For the US wind industry, 2022 starts with a mixture of anticipation and trepidation on land and sea alike.

With a green-minded president in Joe Biden and some of the world’s most ambitious targets at federal and state level, the foundations for American green power have never been stronger.

Yet as an in-depth analysis by Recharge reveals, the US onshore wind industry is actually heading for a slower year in 2022 as expiring federal incentives, Covid and supply chain issues take the edge off the highs of the last few years just as Biden needs the sector to be ramping upwards.

Whatever the short-term challenges, the US onshore sector sent a powerful message of what’s possible when Pattern Energy finished the gigawatt-scale Western Spirit complex in New Mexico.

For American offshore wind, analysts underlined to Recharge that 2022 will be a pivotal year when – last-gasp legal challenges notwithstanding – two commercial-scale projects will finally start construction.

And as our in-depth look at the year ahead offshore drove home, while questions remain over the supply chain’s ability to keep pace and the preparedness of the transmission system for the coming boom, we are, thankfully, long past the point where anyone doubts the place of wind at sea at the heart of the future US energy system.

That was further underscored when New York governor Kathy Hochul trumpeted the state’s ambitions as an offshore wind leader with a $500m pledge to back the supply chain and manufacturing, and news of a new 2GW procurement round.

Looking deeper into the future, Doug Pfeister of The Renewables Consulting Group outlined in an exclusive opinion column how the massive Central Atlantic zone earmarked by federal authorities last year could eventually play a huge part in the sector’s future.

Whether in the US or elsewhere in the world’s seas, the availability of installation vessels looms as a key potential bottleneck for offshore wind growth. The issue is not just one of numbers – the vessels also need of a scale to handle the supersized turbines that the sector is relying on to meet its capacity targets.

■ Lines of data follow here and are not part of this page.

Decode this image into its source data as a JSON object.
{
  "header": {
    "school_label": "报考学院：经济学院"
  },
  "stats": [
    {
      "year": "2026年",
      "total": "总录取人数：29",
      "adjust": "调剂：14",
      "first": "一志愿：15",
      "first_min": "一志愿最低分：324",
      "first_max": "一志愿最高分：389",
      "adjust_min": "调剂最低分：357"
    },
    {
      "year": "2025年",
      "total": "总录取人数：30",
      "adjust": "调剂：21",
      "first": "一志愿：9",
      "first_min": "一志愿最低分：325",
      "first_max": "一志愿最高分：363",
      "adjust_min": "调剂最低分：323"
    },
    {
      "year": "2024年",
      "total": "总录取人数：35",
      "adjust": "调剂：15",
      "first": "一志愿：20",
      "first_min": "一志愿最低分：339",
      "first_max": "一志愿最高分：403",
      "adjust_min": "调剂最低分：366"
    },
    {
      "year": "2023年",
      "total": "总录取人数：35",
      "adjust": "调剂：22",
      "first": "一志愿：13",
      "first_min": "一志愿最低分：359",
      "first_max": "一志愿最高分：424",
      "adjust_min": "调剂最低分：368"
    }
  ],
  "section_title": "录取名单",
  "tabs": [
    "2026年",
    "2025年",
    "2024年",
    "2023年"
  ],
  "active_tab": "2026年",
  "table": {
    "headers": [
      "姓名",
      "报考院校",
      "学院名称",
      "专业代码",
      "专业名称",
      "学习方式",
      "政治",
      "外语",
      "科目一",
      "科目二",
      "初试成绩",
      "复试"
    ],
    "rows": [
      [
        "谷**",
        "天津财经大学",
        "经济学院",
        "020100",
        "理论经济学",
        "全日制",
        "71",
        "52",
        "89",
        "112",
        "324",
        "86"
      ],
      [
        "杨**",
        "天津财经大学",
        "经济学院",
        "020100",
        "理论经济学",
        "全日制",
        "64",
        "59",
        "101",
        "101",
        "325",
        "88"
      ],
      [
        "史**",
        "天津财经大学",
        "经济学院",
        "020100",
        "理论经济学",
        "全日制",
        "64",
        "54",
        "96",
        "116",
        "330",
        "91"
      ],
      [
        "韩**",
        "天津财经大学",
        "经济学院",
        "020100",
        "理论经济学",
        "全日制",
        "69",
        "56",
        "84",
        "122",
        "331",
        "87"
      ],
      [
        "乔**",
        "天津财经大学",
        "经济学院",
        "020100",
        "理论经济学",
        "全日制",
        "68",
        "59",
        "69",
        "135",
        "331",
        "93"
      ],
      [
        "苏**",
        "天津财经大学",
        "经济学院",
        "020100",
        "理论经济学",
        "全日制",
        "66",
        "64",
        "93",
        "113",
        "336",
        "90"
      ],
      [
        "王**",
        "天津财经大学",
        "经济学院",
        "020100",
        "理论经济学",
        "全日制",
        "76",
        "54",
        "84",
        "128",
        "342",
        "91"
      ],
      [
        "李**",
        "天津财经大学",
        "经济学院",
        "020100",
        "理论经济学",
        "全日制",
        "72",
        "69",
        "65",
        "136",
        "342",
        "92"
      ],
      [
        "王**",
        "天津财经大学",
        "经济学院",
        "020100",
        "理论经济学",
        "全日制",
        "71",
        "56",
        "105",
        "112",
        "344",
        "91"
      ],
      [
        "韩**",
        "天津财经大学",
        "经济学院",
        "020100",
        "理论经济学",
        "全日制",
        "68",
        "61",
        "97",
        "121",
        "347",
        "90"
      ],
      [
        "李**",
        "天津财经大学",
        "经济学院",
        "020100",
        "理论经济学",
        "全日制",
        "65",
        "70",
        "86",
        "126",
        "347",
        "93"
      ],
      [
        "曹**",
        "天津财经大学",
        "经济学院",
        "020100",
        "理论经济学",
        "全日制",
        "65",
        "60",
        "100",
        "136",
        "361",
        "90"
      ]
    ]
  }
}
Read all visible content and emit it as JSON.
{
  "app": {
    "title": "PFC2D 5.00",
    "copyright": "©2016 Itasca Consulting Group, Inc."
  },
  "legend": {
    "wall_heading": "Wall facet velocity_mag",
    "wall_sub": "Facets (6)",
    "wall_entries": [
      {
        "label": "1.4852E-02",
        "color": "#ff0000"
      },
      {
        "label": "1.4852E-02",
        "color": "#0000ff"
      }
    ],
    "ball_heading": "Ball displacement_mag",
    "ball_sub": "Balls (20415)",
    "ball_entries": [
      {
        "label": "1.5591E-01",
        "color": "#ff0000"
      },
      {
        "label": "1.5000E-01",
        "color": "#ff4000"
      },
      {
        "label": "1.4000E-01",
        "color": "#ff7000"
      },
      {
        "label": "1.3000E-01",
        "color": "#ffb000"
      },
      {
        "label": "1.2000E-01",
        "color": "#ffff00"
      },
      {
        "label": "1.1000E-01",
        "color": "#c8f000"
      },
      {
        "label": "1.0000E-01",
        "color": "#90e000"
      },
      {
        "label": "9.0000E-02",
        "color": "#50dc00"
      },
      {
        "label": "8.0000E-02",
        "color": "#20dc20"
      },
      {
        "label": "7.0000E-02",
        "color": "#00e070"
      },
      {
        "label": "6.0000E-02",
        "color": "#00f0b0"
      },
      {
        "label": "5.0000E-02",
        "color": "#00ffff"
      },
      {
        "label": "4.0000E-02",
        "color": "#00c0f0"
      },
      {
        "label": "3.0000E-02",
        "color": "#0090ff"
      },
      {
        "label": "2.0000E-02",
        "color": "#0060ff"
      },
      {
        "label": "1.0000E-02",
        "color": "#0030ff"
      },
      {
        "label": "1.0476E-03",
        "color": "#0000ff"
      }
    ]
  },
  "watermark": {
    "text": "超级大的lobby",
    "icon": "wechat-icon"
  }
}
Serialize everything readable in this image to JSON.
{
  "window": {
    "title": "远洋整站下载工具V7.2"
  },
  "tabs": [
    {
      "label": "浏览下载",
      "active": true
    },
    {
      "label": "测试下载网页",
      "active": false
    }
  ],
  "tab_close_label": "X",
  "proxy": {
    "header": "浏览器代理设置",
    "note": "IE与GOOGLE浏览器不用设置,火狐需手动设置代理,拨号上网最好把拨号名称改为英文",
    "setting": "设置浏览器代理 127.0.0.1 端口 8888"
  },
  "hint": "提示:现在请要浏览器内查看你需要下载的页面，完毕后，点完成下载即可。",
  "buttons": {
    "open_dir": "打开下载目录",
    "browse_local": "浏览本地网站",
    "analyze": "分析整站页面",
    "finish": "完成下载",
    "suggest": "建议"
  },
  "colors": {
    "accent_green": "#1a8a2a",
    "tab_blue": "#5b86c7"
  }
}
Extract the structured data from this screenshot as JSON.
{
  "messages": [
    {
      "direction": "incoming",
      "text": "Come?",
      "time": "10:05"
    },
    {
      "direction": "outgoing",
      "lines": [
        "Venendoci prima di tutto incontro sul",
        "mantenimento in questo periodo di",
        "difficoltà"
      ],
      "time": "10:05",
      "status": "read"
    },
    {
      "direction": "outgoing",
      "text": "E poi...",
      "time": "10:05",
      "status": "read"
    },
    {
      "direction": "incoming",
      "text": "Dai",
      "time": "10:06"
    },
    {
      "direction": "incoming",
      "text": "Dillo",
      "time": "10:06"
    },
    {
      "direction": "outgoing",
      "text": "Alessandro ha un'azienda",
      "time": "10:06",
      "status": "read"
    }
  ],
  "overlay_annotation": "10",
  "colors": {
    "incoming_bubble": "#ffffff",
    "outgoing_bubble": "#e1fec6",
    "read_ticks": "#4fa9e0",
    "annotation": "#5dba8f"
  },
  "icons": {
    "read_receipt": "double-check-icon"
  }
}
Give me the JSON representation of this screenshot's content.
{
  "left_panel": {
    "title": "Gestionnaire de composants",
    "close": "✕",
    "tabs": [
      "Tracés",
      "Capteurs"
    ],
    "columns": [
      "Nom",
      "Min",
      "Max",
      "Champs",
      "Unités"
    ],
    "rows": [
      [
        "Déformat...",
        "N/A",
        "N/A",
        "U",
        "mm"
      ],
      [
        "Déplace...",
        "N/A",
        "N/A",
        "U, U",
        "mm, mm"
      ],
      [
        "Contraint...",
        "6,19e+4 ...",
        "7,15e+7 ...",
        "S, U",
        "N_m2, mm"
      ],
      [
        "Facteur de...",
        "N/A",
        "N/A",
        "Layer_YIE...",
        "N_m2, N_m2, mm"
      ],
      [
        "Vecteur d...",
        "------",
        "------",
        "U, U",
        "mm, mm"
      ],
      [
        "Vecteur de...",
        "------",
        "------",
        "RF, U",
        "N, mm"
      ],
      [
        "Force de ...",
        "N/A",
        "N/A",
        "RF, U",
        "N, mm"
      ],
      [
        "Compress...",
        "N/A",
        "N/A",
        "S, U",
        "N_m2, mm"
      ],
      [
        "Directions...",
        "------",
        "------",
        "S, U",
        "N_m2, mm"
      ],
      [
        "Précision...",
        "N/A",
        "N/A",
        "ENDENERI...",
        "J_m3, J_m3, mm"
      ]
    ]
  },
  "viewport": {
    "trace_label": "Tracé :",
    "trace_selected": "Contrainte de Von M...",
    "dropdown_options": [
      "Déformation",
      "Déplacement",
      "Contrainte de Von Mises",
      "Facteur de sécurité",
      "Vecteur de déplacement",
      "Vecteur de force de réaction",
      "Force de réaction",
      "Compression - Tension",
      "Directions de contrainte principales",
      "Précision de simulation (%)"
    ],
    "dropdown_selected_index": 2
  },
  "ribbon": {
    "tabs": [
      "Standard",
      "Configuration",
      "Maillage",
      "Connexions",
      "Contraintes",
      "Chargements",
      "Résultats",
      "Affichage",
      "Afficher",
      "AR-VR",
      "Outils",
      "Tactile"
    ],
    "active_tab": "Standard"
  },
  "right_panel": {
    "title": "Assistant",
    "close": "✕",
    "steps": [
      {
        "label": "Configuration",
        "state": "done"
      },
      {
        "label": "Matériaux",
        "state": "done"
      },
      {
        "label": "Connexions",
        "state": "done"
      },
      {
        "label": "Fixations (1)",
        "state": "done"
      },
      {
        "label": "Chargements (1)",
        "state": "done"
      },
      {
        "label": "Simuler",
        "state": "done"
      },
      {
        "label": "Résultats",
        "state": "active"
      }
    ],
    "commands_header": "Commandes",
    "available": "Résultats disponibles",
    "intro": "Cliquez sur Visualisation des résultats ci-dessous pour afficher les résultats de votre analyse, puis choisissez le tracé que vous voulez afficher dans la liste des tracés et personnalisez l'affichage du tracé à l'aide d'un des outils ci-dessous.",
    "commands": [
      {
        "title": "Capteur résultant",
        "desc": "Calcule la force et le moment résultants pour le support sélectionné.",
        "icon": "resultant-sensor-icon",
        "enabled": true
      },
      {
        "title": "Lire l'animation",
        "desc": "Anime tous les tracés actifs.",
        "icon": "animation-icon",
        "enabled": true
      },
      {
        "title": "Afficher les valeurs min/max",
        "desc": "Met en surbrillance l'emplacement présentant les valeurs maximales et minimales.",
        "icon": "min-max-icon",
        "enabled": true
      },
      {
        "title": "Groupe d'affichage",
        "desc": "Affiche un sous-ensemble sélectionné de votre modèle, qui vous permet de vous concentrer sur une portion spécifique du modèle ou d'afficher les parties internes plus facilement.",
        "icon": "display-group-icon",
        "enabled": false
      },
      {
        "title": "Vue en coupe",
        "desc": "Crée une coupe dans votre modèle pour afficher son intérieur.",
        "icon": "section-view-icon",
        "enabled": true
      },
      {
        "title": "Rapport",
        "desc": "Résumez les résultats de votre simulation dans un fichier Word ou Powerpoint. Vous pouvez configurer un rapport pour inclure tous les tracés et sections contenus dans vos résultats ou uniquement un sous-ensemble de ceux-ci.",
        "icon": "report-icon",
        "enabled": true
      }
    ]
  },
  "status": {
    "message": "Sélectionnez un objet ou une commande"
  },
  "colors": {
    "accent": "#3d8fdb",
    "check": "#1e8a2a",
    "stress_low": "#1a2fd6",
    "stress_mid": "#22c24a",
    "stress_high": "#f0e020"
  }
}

Fortunately, the shipping sector is stepping up the pace, as shown by milestones for two massive new vessels reported by Recharge this week.

China has already taken the mantle of largest offshore wind market from the UK and is set for explosive growth over the next decade, leading Huadian Heavy Industries to lay a potential six-year charter claim on a vast new vessel capable of handling turbines up to 20MW.

Innovation will be just as crucial as scale in the coming offshore wind boom, and Jan de Nul is now well on the way to delivering this year its innovative ‘no legs’ offshore wind vessel Les Alizés, which is said to offer new options for efficient installation in challenging conditions, and will be used first by Orsted off Europe.

The latest reports add to recent news on innovations for installation of floating wind arrays advancing in China and in the US respectively.

It would be too easy to say 2022 will be the year of hydrogen – 2021 could claim the same, and in reality we are just at the start of a decade in which H2 will rarely be out of the energy headlines.

Indeed, the new year started much as the last one ended, with Recharge already covering developments such as plans for pilot green H2 production by Vattenfall at its Aberdeen Bay wind farm, a huge electrolyser factory joint venture in China involving Cummins of the US and Chinese oil giant Sinopec, and $1bn of US government loan support for so-called ‘turquoise hydrogen.

We also reported how three major Japanese corporations including car maker Toyota are teaming up to produce clean hydrogen from household and industrial plastic waste by 2025.